In 2010, to fix those problems, Sacramento lawmakers signed a law to create the Associate Degree for Transfer. Community college students who sign up are guaranteed transfer to a Cal State campus if they take and pass a prescribed list of classes in their major, 60 units in all. The process takes about two years. Students then begin Cal State as juniors, take another 60 units of classes for their major and two years later are ready to graduate.

The seven year-old program is starting to see its first large batches of students earning Cal State bachelors degrees, which is now allowing state leaders, advocates, and researchers a look at whether the program is working.

“It does look like it’s working,” said UC Irvine education researcher Rachel Baker.

In the 2012 – 2013 academic year, California community colleges awarded about 5,000 of these degrees for transfer. Three years later, about 31,000 people earned this degree. More than 83 percent of the 11,000 students who earned one of these transfer degrees in the 2013-2014 academic year transferred to a Cal State campus within two years. The degrees for transfer were nearly a quarter of all the two year degrees awarded by CA community colleges that year.

“We’re asking two huge institutions, very important institutions, to play ball and play by the same rules,” Baker said.

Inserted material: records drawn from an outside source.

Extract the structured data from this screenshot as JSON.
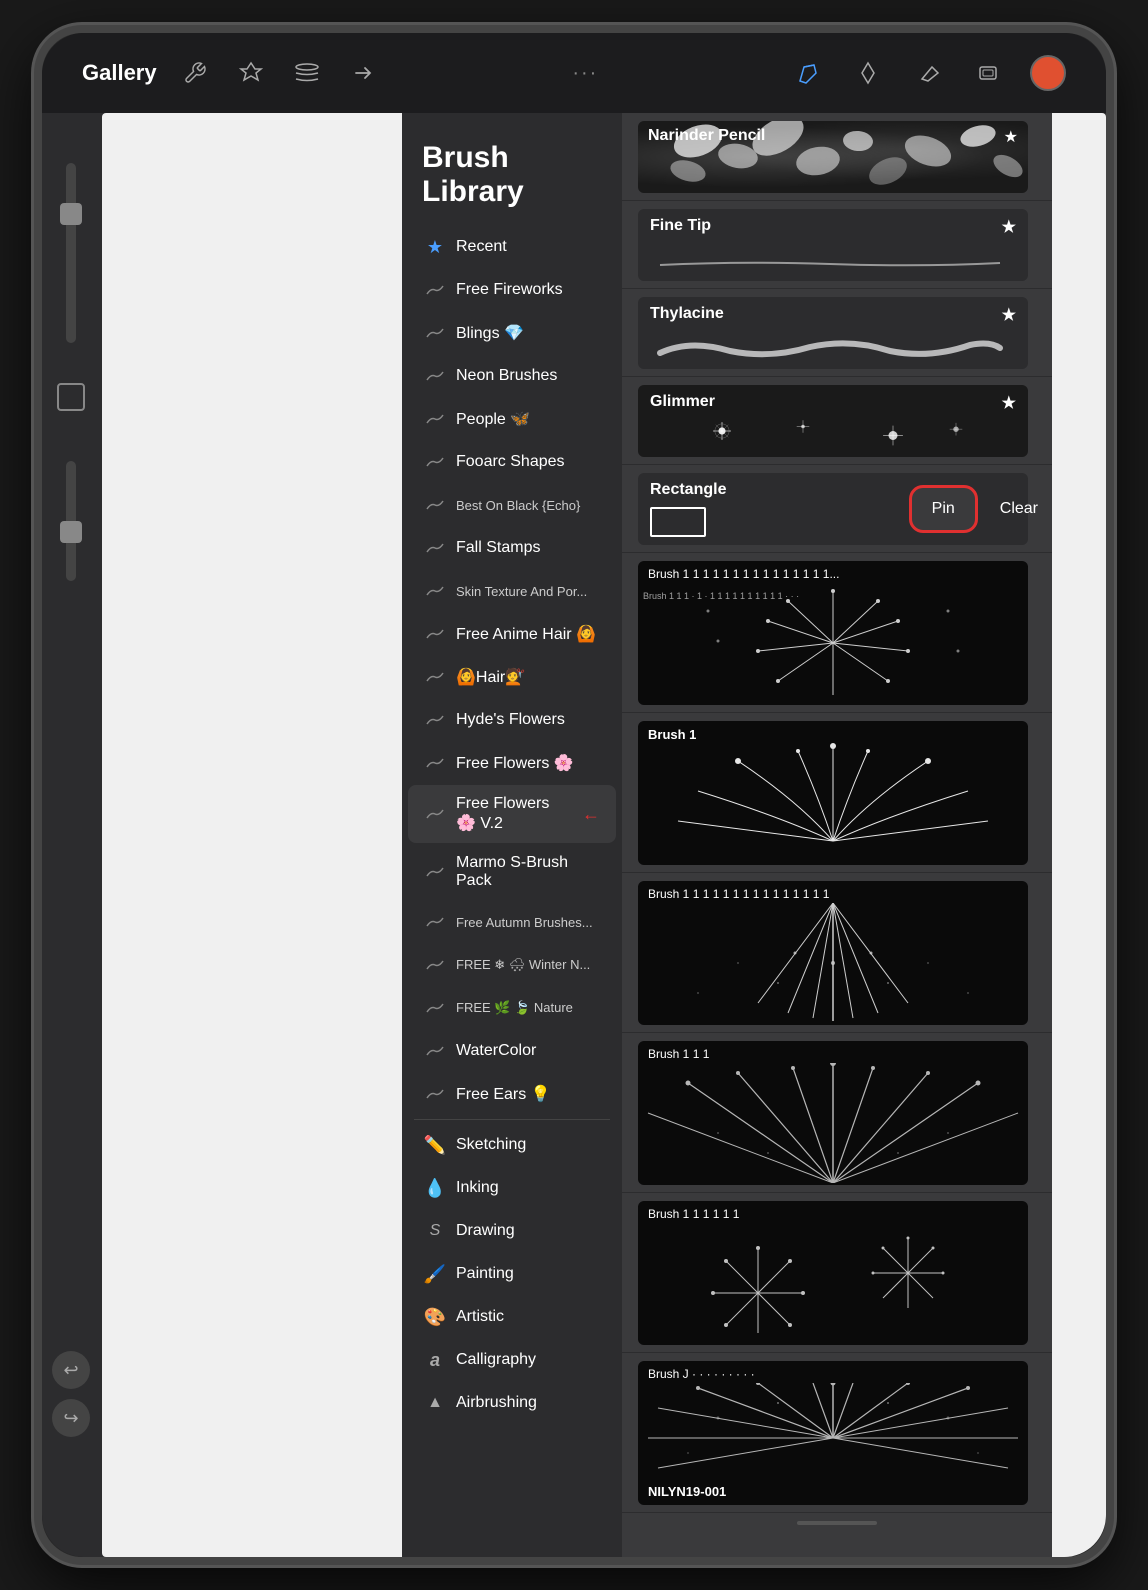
{
  "device": {
    "background": "#1c1c1e"
  },
  "topbar": {
    "gallery_label": "Gallery",
    "dots": "···",
    "tool_active": "pencil"
  },
  "brush_library": {
    "title": "Brush Library",
    "categories": [
      {
        "id": "recent",
        "icon": "⭐",
        "label": "Recent",
        "icon_type": "star"
      },
      {
        "id": "free-fireworks",
        "icon": "〜",
        "label": "Free Fireworks",
        "icon_type": "brush"
      },
      {
        "id": "blings",
        "icon": "〜",
        "label": "Blings 💎",
        "icon_type": "brush"
      },
      {
        "id": "neon-brushes",
        "icon": "〜",
        "label": "Neon Brushes",
        "icon_type": "brush"
      },
      {
        "id": "people",
        "icon": "〜",
        "label": "People 🦋",
        "icon_type": "brush"
      },
      {
        "id": "fooarc",
        "icon": "〜",
        "label": "Fooarc Shapes",
        "icon_type": "brush"
      },
      {
        "id": "best-on-black",
        "icon": "〜",
        "label": "Best On Black {Echo}",
        "icon_type": "brush",
        "small": true
      },
      {
        "id": "fall-stamps",
        "icon": "〜",
        "label": "Fall Stamps",
        "icon_type": "brush"
      },
      {
        "id": "skin-texture",
        "icon": "〜",
        "label": "Skin Texture And Por...",
        "icon_type": "brush",
        "small": true
      },
      {
        "id": "free-anime-hair",
        "icon": "〜",
        "label": "Free Anime Hair 🙆",
        "icon_type": "brush"
      },
      {
        "id": "hair",
        "icon": "〜",
        "label": "🙆Hair💇",
        "icon_type": "brush"
      },
      {
        "id": "hydes-flowers",
        "icon": "〜",
        "label": "Hyde's Flowers",
        "icon_type": "brush"
      },
      {
        "id": "free-flowers",
        "icon": "〜",
        "label": "Free Flowers 🌸",
        "icon_type": "brush"
      },
      {
        "id": "free-flowers-v2",
        "icon": "〜",
        "label": "Free Flowers 🌸 V.2",
        "icon_type": "brush",
        "active": true
      },
      {
        "id": "marmo",
        "icon": "〜",
        "label": "Marmo S-Brush Pack",
        "icon_type": "brush"
      },
      {
        "id": "free-autumn",
        "icon": "〜",
        "label": "Free Autumn Brushes...",
        "icon_type": "brush",
        "small": true
      },
      {
        "id": "free-winter",
        "icon": "〜",
        "label": "FREE ❄ 🌨 Winter N...",
        "icon_type": "brush",
        "small": true
      },
      {
        "id": "free-nature",
        "icon": "〜",
        "label": "FREE 🌿 🍃 Nature",
        "icon_type": "brush",
        "small": true
      },
      {
        "id": "watercolor",
        "icon": "〜",
        "label": "WaterColor",
        "icon_type": "brush"
      },
      {
        "id": "free-ears",
        "icon": "〜",
        "label": "Free Ears 💡",
        "icon_type": "brush"
      },
      {
        "id": "sketching",
        "icon": "✏",
        "label": "Sketching",
        "icon_type": "pencil"
      },
      {
        "id": "inking",
        "icon": "💧",
        "label": "Inking",
        "icon_type": "ink"
      },
      {
        "id": "drawing",
        "icon": "S",
        "label": "Drawing",
        "icon_type": "draw"
      },
      {
        "id": "painting",
        "icon": "🖌",
        "label": "Painting",
        "icon_type": "paint"
      },
      {
        "id": "artistic",
        "icon": "🎨",
        "label": "Artistic",
        "icon_type": "art"
      },
      {
        "id": "calligraphy",
        "icon": "a",
        "label": "Calligraphy",
        "icon_type": "calli"
      },
      {
        "id": "airbrushing",
        "icon": "▲",
        "label": "Airbrushing",
        "icon_type": "air"
      }
    ],
    "brushes": [
      {
        "id": "narinder-pencil",
        "name": "Narinder Pencil",
        "star": true,
        "preview_type": "floral-dark"
      },
      {
        "id": "fine-tip",
        "name": "Fine Tip",
        "star": true,
        "preview_type": "stroke-light"
      },
      {
        "id": "thylacine",
        "name": "Thylacine",
        "star": true,
        "preview_type": "stroke-thick"
      },
      {
        "id": "glimmer",
        "name": "Glimmer",
        "star": true,
        "preview_type": "sparkle"
      },
      {
        "id": "rectangle",
        "name": "Rectangle",
        "star": false,
        "preview_type": "rectangle"
      },
      {
        "id": "fireworks1",
        "name": "Brush 1 1 1 1 1 1 1 1 1 1 1 1 1 1 1...",
        "preview_type": "fireworks"
      },
      {
        "id": "fireworks2",
        "name": "Brush 1",
        "preview_type": "fireworks2"
      },
      {
        "id": "fireworks3",
        "name": "Brush 1 1 1 1 1 1 1 1 1 1 1 1 1 1 1",
        "preview_type": "fireworks3"
      },
      {
        "id": "fireworks4",
        "name": "Brush 1 1 1",
        "preview_type": "fireworks4"
      },
      {
        "id": "fireworks5",
        "name": "Brush 1 1 1 1 1 1",
        "preview_type": "fireworks5"
      },
      {
        "id": "nilyn",
        "name": "NILYN19-001",
        "preview_type": "fireworks6"
      }
    ],
    "pin_label": "Pin",
    "clear_label": "Clear",
    "active_category_id": "free-flowers-v2"
  }
}
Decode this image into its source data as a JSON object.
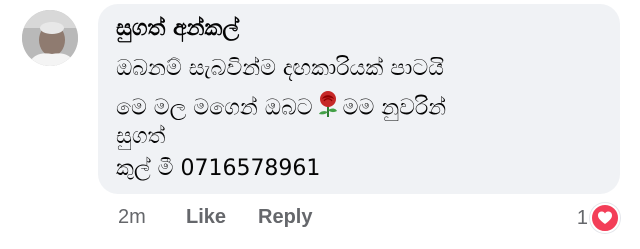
{
  "comment": {
    "author": "සුගත් අන්කල්",
    "lines": [
      "ඔබනම් සැබවින්ම දඟකාරියක් පාටයි",
      "මෙ මල මගෙන් ඔබට",
      "මම නුවරින්",
      "සුගත්",
      "කුල් මී 0716578961"
    ],
    "inline_icon": "rose-icon"
  },
  "actions": {
    "time": "2m",
    "like": "Like",
    "reply": "Reply"
  },
  "reactions": {
    "count": "1",
    "icon": "love-reaction-icon",
    "color": "#f33e58"
  },
  "colors": {
    "bubble": "#f0f2f5",
    "text": "#050505",
    "meta": "#65676b"
  }
}
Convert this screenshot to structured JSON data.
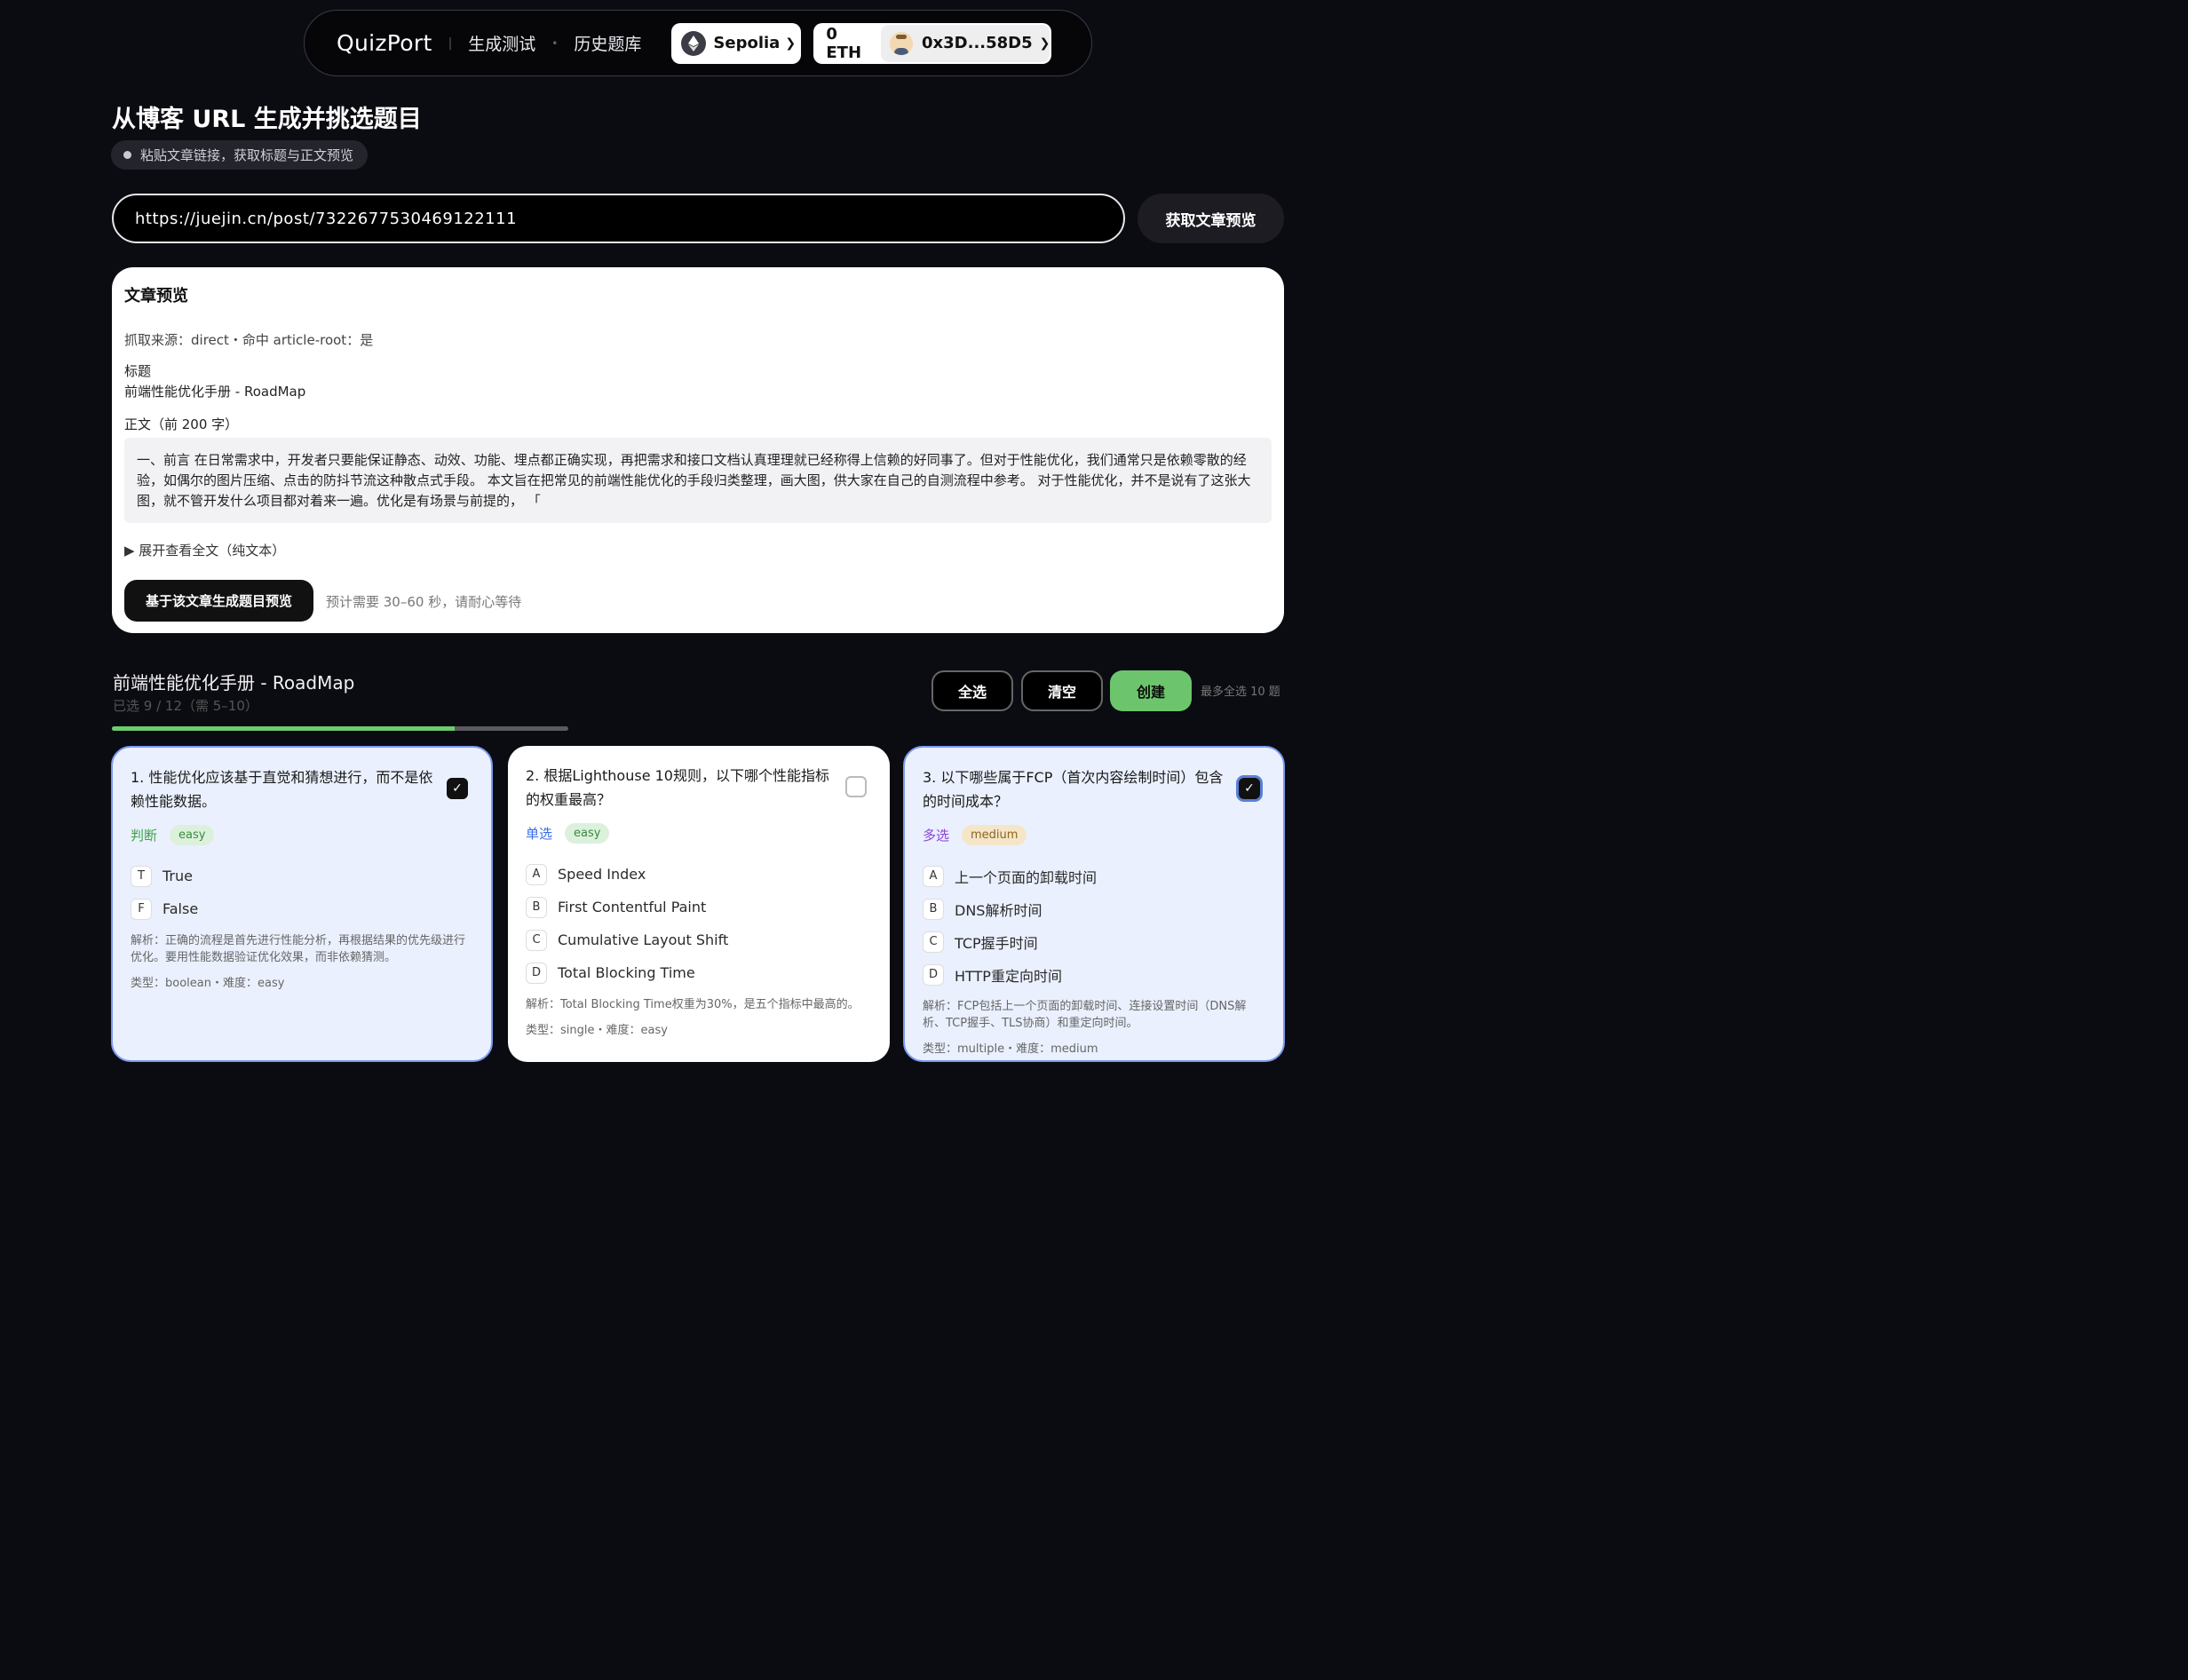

To make the degree program happen, faculty groups in each system had to agree on each other’s list of classes for dozens of majors. There are 114 community colleges in California and 23 California State University campuses. Each year, more than 100,000 students transfer from California’s community colleges to four-year universities.

Some of those students are giving the program a thumbs up for its ability to put their college career in high gear.

“My husband works three jobs and I’ve not been working for three years,” said Tegan Hetzel-Dobbins, a marketing major at Cal State Long Beach. “I have to graduate next year and I have to work full time so that he doesn’t have to work on the weekends.”

She had a clear goal when she enrolled at Long Beach City College three years ago. She’d worked in marketing at Ghirardelli and felt like she hit a ceiling because she didn’t have a college degree.

The degree also appears to be helping a different kind of student: high school graduates who suffer from a very common lack of focus about what major they want to be when they grow up.

“I didn’t really have that good of an idea of what I wanted to study,” said Jaclyn Kaufman, an accounting major at Cal State Long Beach.

She found out about and signed up for the degree program three years into taking classes at community colleges in the San Diego area.

“Once you get into your four-year university you’re guaranteed to graduate in 60 units. For me it meant a lot, because I would be graduating in two years instead of the possibility of having the university require me to take more classes to graduate,” she said.

Kaufman didn’t take longer because she was wasting time. She spent several months after high school graduation traveling in South America and worked several full time jobs, all experiences that she would not give up and that she said will enrich her as a person and as an employee. She would not have those experiences under her belt if she would have signed up for the transfer program right after high school.

This dynamic underlines a major shift in higher education in California and the United States: how much choice do we give students entering college.

“We don’t limit choices like that in selective schools, so students who go to UCLA or [UC Berkeley] are not given this kind of guidance, and are told to explore and find themselves and take all these different classes. We think college is a time for exploration, we don’t say that about students in community colleges, we say, get on a track and stay with it,” said researcher Baker.

State leaders say that programs like the Associate Degree for Transfer help individual students and the state because California faces a college graduate deficit: by the year 2030 the state is expected to be short more than one million college graduates because more and more jobs in the future will require some college education.